Everyone is probably tired of hearing “Wash your hands!” “Wash all the surfaces!” “Don’t leave your house!” Most of us are probably working hard to ensure we are cleaning everything we touch and sanitizing everything we can think to sanitize. But there’s always that one guy who scoffs and figures his hands are clean enough! That one person who says, “I cleaned that last month.” That’s always a bad look, but in these days of Coronavirus, it’s not just kind of gross, it’s dangerous.
How can Behavior Analysis Help Cleanliness Habits?
How can the field of behavior analysis help? Studies on hand-washing and general environmental cleanliness have been undertaken with encouraging results. One interesting study occurred in 2018 at a gym on a university campus. Obvious to anyone who has gone to the gym and watched a sweaty guy move on to the leg machine without wiping down the last machine he used, gyms can be optimal breeding grounds for all kinds of disturbing maladies. In their study, Ilexis Elba and Jonathan W. Ivy decided to try three different antecedent interventions to see if any might result in gym-goers showing more diligence in cleaning machines when they were finished using them.
Typical “Wipe down your machines after use” signs had been posted before research began. So, for the first condition, researchers added a verbal announcement over the loudspeaker of a woman saying, “Hey! Hey you! Someone wants to use that machine after you. Wipe down equipment after use.” To make the announcement more noticeable, the gym faded out the music before the announcement began and turned the music back on after the announcement ended.
In the second condition, the authors posted 6 signs around the target equipment, each with 2 graphic depictions of skin diseases that one could pick up in unsanitary conditions. In the third condition, the researchers kept the signs posted in addition to placing paper towels and sanitizing spray at each station.
Results of Study
Researchers found that the announcement didn’t really do much to change behavior. The signs resulted in an impressive increase in cleaning the equipment, but the increase didn’t necessarily last, decreasing after a period of time. The best, most lasting intervention appeared to be the accessibility of cleaning materials paired with the signs, which resulted in about a 53 percent increase in cleaning the machines after use.

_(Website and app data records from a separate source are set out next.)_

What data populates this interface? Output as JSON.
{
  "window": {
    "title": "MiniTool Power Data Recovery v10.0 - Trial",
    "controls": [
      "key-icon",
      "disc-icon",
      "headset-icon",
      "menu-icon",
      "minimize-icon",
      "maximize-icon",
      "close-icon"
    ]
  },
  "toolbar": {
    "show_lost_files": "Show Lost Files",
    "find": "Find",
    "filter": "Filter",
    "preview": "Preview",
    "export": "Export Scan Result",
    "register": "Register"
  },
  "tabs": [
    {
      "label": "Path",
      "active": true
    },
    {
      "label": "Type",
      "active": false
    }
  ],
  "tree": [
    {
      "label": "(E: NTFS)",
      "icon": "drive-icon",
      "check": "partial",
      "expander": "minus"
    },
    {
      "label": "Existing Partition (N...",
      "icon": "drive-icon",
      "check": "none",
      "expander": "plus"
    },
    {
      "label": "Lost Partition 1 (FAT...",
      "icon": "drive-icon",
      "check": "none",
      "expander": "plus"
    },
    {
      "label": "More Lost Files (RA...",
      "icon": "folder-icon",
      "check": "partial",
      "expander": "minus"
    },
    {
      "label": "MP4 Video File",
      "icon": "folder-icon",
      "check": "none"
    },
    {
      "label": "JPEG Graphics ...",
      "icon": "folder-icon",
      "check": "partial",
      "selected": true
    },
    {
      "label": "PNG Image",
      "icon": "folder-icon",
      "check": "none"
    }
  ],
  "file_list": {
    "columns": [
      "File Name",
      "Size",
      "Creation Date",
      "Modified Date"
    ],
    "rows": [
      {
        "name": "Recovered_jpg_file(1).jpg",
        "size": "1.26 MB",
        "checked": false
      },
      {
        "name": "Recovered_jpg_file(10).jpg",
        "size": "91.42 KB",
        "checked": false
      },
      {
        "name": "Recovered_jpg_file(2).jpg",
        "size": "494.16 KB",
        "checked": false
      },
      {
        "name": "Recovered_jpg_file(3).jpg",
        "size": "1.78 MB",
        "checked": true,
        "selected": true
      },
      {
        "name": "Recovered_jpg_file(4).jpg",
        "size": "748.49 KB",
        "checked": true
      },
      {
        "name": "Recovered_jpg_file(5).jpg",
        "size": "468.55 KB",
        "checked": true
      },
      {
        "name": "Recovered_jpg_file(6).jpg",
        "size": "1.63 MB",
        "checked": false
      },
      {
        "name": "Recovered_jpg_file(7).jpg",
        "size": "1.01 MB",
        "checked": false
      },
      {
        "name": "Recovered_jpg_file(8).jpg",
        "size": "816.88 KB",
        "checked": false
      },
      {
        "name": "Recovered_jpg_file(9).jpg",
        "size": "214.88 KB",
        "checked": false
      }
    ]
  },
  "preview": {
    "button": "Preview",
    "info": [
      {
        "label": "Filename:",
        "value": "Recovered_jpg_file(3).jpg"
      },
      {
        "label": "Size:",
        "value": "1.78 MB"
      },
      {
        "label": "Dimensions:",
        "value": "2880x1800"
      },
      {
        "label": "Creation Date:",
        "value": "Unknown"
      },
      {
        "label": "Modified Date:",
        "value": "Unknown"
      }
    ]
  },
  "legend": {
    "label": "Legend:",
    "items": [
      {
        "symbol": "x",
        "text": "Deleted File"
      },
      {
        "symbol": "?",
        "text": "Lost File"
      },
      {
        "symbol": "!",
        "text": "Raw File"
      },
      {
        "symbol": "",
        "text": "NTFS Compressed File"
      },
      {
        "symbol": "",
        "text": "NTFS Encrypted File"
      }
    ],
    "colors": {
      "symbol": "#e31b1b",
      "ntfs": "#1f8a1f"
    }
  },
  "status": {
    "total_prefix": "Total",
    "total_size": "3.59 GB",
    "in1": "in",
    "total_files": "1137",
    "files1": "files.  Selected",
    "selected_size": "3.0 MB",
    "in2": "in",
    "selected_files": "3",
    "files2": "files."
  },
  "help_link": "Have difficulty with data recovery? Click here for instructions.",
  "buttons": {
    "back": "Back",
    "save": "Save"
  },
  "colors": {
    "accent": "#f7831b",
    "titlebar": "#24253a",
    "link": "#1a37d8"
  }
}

Graph showing percentage of full and partial post-use cleaning of gym equipment across baseline, announcements, signs, and signs plus increased availability of cleaning materials.
Teaching Kids to Practice Cleanliness
Hopefully, with the recent additional threat to public health, adults are doing a decent job of maintaining cleanliness, but what about the kids? Not all kids have been taught how to best clean their hands (or if they have, they may not follow through). A study by Jess, Dozier, and Foley (2019) taught pre-school children how to wash their hands effectively. This study used video modeling, practice, verbal and visual feedback to teach and reinforce kids’ good handwashing behavior.
First, the authors showed a video that modeled the steps of handwashing, then they rehearsed handwashing with the children. They then taught a 20-second song about the correct steps set to the tune of “Frere Jacques.” Children were rewarded with verbal praise for following the correct steps for handwashing. In addition, researchers used a substance called “Glo-germ” which simulates germs commonly found on hands to measure whether the handwashing efforts made by the children actually resulted in cleaner hands.
Results of Study
At the beginning of the experiment, the authors gave each child a squirt of Glo-germ and asked them to lather it all over their hands. They then put the kids’ hands under a UV light and photographed them. After the kids washed their hands using the correct steps (from a hand-washing checklist), researchers had them put their hands under the UV light again and took photos. The study showed that when the children in the study used the correct hand-washing steps, it drastically reduced the illumination of “germs” (Glo-germ) on their hands to between 8-13% resulting in better overall cleanliness. (Illumination during baseline was at 91% and had decreased only to 68-77% before the kids were taught the hand-washing steps and taught the accompanying song.)
Graph showing the “germs” left on the hands of children before and after being taught how to properly use their hands.
The graphs to the left are the number of correct steps the children completed before and after training, and the graphs to the right depict the percentage of hands illuminated. “Germs” on the kids’ hands decreased dramatically as correct hand-washing steps increased.
Use Behavioral Analysis Skills To Encourage Cleanliness
It would seem that making it easier for staff to clean surfaces in group spaces, as well as posting eye-catching signs reminding everyone of the reasons for sanitizing might help increase cleanliness as we work collectively to fight the Coronavirus. Demonstrating hand washing to kids and making it fun and rewarding to follow each step teaches good behavior that can be used now and for years to come.
Stay safe (and wash your hands!), everyone!
Elba, I. & Ivy, J. (2018). Increasing the post-use cleaning of gym equipment using prompts and increased access to cleaning materials. Behavior Analysis in Practice. 11(4) 390-394.
Jess, R.L., Dozier, C.L. & Foley, E.A. (2019). Effects of a handwashing intervention package on handwashing in preschool children. Behavioral Interventions. 34(4) 475-486.